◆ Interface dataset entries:
-- Opening Marker --

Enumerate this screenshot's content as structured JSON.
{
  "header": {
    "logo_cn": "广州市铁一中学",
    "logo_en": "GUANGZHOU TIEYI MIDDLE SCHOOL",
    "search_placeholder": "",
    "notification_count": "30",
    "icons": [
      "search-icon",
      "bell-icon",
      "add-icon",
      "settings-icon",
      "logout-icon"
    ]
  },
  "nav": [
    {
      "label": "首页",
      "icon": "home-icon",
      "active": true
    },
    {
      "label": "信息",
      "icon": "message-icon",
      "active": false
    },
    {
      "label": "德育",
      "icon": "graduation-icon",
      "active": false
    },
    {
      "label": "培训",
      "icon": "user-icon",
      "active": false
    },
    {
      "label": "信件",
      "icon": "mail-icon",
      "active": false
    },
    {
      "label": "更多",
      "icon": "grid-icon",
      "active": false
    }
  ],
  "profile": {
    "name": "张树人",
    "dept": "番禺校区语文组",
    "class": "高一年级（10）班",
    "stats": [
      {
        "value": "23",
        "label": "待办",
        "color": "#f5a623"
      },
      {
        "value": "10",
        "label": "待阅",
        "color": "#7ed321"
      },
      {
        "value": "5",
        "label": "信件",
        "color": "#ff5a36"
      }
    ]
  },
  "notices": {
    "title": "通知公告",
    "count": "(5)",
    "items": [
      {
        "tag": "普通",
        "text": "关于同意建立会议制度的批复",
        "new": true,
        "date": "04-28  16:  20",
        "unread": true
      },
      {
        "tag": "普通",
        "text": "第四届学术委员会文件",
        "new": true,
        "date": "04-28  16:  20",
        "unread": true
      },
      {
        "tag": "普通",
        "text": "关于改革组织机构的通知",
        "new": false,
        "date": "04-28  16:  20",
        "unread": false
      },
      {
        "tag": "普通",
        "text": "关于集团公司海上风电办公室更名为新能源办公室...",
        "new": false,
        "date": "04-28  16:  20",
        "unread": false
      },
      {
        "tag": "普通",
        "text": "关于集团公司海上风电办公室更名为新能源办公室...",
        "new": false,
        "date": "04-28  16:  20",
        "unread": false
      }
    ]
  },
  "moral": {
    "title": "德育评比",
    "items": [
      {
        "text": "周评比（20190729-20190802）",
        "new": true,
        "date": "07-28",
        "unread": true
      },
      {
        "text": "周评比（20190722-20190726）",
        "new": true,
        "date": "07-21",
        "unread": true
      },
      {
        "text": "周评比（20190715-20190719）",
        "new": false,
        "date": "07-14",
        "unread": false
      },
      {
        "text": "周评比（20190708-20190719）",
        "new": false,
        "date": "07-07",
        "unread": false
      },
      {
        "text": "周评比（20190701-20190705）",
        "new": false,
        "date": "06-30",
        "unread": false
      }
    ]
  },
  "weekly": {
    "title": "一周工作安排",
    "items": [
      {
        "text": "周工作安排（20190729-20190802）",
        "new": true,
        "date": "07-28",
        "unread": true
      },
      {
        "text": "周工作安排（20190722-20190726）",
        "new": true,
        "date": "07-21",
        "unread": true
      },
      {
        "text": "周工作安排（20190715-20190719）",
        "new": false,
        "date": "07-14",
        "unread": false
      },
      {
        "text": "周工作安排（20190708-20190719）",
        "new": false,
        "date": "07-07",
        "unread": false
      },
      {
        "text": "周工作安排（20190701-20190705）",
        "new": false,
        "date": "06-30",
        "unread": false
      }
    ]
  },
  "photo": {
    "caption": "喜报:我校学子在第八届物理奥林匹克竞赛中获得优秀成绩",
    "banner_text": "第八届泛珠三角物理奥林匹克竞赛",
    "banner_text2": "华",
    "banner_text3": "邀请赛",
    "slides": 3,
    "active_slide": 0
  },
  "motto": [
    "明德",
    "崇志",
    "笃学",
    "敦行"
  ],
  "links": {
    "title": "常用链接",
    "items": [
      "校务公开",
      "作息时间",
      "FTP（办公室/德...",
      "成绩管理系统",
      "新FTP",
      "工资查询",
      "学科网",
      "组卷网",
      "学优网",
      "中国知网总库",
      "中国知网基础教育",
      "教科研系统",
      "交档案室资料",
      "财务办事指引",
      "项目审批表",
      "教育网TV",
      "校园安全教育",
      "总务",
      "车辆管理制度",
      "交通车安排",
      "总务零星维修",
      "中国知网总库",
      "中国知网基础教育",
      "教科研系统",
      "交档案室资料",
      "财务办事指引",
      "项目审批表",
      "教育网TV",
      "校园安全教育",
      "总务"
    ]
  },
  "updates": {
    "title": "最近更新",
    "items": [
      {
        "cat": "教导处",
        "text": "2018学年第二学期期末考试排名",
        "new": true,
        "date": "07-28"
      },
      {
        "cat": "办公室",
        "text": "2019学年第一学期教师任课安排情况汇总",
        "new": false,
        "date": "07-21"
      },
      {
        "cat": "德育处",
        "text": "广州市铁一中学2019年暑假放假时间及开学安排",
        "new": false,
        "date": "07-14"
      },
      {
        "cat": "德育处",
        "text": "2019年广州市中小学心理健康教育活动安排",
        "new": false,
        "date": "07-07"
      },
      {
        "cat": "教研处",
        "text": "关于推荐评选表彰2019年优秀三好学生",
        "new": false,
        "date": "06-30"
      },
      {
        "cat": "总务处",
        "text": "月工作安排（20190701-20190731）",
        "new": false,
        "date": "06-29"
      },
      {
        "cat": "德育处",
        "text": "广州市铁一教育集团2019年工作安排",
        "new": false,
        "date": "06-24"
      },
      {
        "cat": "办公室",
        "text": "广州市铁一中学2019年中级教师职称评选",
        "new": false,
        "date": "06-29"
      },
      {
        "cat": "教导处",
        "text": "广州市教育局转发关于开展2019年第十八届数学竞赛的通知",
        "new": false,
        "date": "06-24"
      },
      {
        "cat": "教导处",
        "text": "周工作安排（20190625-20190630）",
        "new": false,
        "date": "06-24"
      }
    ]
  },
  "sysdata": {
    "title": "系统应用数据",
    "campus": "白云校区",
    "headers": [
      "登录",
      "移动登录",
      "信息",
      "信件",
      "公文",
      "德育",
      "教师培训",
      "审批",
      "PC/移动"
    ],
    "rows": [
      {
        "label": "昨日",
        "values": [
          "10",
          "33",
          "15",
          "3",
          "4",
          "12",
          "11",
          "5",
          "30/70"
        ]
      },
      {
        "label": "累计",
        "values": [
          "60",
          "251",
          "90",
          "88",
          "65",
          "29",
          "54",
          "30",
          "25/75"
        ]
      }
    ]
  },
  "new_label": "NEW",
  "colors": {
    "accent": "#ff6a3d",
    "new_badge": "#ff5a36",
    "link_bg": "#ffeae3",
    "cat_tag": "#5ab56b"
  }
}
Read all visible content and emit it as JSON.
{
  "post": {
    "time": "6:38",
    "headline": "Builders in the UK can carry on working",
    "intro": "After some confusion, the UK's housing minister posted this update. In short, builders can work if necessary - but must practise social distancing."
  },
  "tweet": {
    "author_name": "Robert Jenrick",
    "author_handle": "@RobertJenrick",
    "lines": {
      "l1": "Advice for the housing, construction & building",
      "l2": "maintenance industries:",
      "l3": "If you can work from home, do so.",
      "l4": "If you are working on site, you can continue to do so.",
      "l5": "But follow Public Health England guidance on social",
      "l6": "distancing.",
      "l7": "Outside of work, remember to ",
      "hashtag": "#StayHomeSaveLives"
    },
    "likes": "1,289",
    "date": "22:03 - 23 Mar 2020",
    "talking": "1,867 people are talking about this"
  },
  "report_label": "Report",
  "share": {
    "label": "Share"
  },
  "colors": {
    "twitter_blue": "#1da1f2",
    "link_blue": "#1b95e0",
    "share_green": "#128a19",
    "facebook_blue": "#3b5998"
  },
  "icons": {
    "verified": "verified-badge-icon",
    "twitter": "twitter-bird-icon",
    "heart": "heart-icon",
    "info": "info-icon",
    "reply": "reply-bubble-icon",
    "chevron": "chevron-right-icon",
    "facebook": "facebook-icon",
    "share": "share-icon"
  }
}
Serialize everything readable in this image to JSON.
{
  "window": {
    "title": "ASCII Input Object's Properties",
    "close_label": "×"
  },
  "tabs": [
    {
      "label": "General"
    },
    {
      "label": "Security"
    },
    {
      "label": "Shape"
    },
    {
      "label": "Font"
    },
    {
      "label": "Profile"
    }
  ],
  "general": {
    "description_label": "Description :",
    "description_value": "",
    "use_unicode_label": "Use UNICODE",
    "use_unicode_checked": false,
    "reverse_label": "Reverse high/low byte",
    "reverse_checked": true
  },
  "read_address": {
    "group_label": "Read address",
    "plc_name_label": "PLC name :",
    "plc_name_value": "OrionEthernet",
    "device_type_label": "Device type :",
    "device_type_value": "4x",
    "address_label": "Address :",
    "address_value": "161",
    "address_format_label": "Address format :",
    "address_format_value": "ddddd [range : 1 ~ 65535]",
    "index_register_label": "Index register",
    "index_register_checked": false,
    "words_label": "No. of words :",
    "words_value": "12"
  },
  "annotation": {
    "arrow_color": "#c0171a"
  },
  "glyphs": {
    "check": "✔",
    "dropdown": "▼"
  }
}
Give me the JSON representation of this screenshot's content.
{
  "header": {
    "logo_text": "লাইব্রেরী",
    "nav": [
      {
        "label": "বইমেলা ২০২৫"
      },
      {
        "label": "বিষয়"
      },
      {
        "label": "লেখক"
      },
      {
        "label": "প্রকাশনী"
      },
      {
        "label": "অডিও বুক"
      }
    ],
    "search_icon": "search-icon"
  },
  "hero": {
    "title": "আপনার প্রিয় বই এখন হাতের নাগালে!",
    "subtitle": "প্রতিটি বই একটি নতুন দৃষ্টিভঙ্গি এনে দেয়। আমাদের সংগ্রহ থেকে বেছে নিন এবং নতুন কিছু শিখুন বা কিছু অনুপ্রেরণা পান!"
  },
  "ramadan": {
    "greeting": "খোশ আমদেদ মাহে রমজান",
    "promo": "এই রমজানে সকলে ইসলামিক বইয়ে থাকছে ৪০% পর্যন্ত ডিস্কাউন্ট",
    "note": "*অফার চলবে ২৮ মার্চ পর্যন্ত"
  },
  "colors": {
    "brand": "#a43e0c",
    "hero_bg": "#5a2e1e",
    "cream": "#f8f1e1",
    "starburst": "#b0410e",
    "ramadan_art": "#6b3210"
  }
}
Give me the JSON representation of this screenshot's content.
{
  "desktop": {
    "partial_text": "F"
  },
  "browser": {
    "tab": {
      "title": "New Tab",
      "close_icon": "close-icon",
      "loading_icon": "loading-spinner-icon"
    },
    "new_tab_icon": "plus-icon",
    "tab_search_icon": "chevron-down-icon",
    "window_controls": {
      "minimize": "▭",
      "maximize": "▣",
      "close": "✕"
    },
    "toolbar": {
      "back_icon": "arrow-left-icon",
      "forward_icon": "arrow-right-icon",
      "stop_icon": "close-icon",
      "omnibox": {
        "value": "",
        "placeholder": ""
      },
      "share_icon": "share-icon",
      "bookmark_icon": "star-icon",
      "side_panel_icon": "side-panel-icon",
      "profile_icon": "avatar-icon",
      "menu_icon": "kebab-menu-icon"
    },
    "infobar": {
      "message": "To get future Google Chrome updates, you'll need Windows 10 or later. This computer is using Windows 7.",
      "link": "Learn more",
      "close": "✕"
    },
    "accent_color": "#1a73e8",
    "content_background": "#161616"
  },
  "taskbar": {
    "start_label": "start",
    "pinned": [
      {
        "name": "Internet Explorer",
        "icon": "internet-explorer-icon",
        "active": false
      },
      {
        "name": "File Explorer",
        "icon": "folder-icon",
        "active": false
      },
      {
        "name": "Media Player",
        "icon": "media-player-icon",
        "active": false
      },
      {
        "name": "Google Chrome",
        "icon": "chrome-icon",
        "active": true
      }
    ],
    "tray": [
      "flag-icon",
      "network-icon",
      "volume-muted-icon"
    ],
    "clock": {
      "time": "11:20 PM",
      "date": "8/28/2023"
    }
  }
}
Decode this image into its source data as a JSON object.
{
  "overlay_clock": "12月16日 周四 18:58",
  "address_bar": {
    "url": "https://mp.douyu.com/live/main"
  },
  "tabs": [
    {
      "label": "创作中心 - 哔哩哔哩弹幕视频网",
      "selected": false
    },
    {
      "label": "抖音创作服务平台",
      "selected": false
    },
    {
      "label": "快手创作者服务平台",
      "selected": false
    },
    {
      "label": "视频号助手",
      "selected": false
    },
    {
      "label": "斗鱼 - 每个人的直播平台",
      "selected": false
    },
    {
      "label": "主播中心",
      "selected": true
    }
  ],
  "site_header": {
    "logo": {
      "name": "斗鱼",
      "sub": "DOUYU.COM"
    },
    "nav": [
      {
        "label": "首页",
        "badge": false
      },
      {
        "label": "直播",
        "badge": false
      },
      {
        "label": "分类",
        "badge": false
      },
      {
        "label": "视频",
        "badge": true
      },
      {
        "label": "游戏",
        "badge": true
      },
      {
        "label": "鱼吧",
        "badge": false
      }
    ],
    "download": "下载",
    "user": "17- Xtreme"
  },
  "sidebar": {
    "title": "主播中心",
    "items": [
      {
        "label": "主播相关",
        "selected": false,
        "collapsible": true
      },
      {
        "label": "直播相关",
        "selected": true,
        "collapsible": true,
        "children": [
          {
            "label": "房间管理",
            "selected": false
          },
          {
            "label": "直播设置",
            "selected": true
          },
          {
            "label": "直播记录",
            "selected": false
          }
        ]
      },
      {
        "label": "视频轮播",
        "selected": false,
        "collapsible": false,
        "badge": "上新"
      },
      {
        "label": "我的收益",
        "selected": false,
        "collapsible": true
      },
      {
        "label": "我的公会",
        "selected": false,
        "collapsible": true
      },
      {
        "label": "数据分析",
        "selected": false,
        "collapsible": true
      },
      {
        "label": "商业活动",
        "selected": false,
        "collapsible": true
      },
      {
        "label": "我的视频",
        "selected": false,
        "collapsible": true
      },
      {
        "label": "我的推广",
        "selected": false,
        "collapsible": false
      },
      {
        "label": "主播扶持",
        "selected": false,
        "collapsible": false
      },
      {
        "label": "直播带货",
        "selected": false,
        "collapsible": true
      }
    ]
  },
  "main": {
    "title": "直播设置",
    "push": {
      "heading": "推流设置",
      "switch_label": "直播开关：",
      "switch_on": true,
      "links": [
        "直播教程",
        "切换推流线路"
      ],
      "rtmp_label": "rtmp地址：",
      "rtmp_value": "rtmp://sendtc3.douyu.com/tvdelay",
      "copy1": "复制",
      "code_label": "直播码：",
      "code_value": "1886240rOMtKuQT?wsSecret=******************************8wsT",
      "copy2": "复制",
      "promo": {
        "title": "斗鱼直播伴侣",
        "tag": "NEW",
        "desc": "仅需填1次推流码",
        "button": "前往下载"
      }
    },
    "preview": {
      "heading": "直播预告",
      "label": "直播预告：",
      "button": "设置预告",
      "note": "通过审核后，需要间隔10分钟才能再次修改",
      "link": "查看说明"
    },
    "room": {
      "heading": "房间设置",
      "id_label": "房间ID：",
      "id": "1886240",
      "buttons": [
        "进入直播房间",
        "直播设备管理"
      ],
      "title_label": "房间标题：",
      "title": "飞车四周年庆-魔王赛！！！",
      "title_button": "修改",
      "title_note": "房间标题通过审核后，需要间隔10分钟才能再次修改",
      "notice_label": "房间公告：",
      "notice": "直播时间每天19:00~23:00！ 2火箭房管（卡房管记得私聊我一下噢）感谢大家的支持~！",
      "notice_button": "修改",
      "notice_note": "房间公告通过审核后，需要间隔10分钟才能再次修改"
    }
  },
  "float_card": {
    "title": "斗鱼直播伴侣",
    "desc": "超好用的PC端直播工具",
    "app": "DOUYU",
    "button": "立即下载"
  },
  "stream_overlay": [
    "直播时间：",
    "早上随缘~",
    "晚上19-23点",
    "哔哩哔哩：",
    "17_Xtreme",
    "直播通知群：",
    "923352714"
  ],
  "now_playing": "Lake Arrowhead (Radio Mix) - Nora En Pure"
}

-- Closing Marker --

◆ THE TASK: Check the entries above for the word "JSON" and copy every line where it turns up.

◆ EXERCISE SOLUTION:
Enumerate this screenshot's content as structured JSON.
Read all visible content and emit it as JSON.
Serialize everything readable in this image to JSON.
Give me the JSON representation of this screenshot's content.
Give me the JSON representation of this screenshot's content.
Decode this image into its source data as a JSON object.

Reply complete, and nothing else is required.